I’m pretty sure there’s an unwritten rule of blogging somewhere that says, “Never call attention to your absence.”  For example, if a certain blogger had been non-productive in the blogosphere since, oh, say… October 9th, then that blogger might feel compelled to apologize for the absence, talk about how busy he (or she!) may have been, and make some lame joke about how many of you might have wondered if he (or she!) had died.

But not here.  Nosirree.  At Connective Tissue, you won’t find this guy (or girl!) making excuses.  Nope.  I’ve forged on through life and refuse to wallow in the mire of time-busters such as Staff Retreat ’08 or upcoming mass baptism services or a faulty transmission on my wife’s car. 

Editor’s note: He (or she!) is also very much alive, by the way.

One of my favorite daily reads is Stuff Christians Like.  I’ve often wanted to do a shameless ripoff called Stuff Church People Like, or better yet… Stuff Summit People Like.  If I were to undertake such a pathetic display of creative plagiarism, my first post would be called the Sound Booth Stare.

The Sound Booth Stare is something that all church people like.  Yesterday morning I was sitting in our 9 AM worship service, minding my own business, when I was reminded of the SBS.  Here’s the way it went down: a technical glitch was pronounced enough that it was noticed by … um … more than a few people.  In yesterday’s case, a video started, but instead of a cool and normal malfunction like picture but no sound, we had sound but no picture.
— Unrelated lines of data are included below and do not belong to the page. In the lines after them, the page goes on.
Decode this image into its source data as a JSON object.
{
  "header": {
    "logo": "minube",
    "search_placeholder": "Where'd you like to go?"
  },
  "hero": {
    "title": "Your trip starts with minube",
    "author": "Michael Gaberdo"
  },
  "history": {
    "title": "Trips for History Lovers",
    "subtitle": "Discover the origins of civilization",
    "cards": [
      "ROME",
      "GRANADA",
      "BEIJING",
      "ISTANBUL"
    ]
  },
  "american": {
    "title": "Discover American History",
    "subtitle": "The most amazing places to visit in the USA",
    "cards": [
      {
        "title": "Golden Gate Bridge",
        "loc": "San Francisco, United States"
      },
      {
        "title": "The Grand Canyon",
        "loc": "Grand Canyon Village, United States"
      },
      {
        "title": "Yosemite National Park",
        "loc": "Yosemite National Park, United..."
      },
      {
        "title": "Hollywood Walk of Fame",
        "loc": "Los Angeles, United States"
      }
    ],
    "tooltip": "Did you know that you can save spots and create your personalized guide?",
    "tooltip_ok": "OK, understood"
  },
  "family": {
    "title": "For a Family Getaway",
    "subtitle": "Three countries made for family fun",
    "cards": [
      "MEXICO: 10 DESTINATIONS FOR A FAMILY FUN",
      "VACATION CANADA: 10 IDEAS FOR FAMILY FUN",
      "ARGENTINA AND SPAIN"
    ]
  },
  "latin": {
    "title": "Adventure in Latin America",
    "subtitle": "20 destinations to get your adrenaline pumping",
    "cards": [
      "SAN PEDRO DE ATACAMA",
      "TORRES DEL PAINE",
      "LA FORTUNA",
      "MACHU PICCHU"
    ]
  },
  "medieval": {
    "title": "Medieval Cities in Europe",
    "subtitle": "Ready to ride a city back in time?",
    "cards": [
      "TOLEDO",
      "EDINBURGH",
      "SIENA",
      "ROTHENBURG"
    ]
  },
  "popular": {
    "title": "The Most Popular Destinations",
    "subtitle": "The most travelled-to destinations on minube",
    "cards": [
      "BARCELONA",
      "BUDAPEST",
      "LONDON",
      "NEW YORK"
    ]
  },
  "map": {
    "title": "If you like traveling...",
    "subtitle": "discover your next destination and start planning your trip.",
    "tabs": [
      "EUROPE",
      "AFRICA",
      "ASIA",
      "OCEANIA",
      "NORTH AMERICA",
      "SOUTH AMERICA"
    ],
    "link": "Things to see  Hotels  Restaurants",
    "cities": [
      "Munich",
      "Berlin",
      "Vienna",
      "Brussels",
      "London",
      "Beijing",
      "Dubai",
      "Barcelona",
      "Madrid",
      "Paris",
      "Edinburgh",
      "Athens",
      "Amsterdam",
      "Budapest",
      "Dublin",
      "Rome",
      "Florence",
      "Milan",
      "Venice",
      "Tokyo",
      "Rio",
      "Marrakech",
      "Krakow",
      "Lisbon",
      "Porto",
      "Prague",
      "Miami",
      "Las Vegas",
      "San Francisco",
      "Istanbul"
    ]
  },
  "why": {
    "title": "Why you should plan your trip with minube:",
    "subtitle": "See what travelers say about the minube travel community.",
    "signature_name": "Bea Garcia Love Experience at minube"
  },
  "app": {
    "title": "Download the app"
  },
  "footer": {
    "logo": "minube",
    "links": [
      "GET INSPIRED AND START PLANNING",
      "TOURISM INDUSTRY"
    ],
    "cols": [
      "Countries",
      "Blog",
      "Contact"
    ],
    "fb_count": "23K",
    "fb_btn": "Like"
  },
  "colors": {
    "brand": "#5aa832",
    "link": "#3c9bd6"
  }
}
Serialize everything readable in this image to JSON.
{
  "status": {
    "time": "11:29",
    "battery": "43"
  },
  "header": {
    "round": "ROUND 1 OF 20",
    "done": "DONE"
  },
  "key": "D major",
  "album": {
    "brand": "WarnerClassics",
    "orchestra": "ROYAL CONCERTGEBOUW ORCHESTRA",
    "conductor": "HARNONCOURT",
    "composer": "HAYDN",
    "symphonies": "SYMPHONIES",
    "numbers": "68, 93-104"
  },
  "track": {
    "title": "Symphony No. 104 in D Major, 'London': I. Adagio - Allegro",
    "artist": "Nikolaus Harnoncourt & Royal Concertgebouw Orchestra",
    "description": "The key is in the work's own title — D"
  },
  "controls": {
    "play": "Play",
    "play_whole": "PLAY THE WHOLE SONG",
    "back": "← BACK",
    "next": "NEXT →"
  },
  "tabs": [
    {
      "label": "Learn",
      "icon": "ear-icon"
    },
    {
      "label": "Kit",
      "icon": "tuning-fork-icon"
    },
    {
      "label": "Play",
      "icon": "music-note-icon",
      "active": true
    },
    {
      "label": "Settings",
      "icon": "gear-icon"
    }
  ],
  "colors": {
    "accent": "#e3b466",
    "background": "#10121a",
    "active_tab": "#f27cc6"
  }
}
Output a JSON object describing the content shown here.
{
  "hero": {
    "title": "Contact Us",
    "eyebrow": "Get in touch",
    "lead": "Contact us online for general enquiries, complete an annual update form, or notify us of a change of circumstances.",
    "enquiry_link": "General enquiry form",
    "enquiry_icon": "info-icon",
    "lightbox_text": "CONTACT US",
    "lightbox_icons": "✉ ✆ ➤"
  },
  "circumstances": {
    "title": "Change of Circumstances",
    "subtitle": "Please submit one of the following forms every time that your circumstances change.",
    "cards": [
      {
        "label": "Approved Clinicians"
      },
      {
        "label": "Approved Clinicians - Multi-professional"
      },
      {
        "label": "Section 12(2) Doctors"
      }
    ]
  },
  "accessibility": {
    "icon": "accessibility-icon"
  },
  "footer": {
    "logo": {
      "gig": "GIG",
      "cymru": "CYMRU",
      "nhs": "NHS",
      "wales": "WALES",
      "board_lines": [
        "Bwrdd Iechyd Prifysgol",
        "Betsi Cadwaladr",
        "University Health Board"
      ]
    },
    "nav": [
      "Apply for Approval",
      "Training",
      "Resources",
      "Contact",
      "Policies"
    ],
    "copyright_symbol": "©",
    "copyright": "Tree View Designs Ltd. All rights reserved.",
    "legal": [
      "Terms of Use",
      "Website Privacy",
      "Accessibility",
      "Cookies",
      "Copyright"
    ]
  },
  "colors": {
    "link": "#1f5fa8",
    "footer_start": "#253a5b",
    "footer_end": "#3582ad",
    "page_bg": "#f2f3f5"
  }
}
At first, I assumed it was one of Baker’s artsy techniques from his fancy school where he learned how to edit videos and put computer-generated ivy vines on everything.  I could just imagine the professor taking a swig of his soy latte, stroking his goatee, and saying, “What you cats need to realize is that a black screen is in, man.  Disembodied voices…that’s where it’s at.”  But then I realized that, no, somebody just forgot to hit the switch that’s labeled Heck Yes You Need Sound AND Picture.

That’s when the SBS began.  In the dusky gray of a darkened auditorium, I saw at least twenty heads flip around and thirty-nine eyeballs stare disapprovingly at the men and women in the sound booth (one guy was pretending to be Popeye).  Their mouths made no noise, but the look in their eyes very clearly said, “I know that we’re in the same room and looking at the same screen, but perhaps you didn’t notice that there is a snafu in your process, and if I had to guess I’d say it had something to do with all them wires.”

As a veteran volunteer of the sound booth way back in my high school days, I’m very familiar with the Sound Booth Stare.  I’d be doing my best to balance my time between getting the cassette deck ready to record the sermon, making sure that the Sony Camcorder was zoomed in just the right amount, studying my Algebra 2 homework for the next morning, and hitting “play” on Miss Debbie’s People Need the Lord solo, when I realized that Miss Debbie was singing along with the demo track, rather than the performance track…perhaps the cardinal sin of sound booth volunteers.

Never mind that Miss Debbie handed me the tape and told me that the performance track was on Side A and no matter how much I questioned her she assured me that Side A was indeed the right side and if for some reason heaven forbid I should play Side B I would ruin a musical masterpiece about Jesus showing up at the end of broken dreams and being the open door.

That’s why I’m an authority on the SBS, because I’ve been the recipient more times than I can count.  And that’s why, nearly two decades later, I still feel awkward when I see other sound booth people receive The Stare.

I’m not sure what people hope to accomplish by delivering The Stare.  Perhaps they hope to telepathically fix the problem.  Perhaps they are trying to figure out who is responsible so they can offer them up as a “prayer request” that night in their small group.  Maybe they’re just looking for something to fill their time because, after all, there’s nothing to see on the doggone screen.

I would like to make a proposal that the sound booth people have a little fun with the SBS.  The next time they are on the receiving end of the Stare, they should have one of those little laser pointers ready to shine in their eyes and temporarily blind them.  Or they could hold up a sheet of poster board that says, “Hey genius, if you’re so smart why don’t you sign up to help us?”  Or even better, we could cover the sound booth in reflective glass so that when somebody stares back there, they just see themselves staring back.  Spooky.

Whatever the solution, I think we must realize, that we must give our lives, because people need the Lord.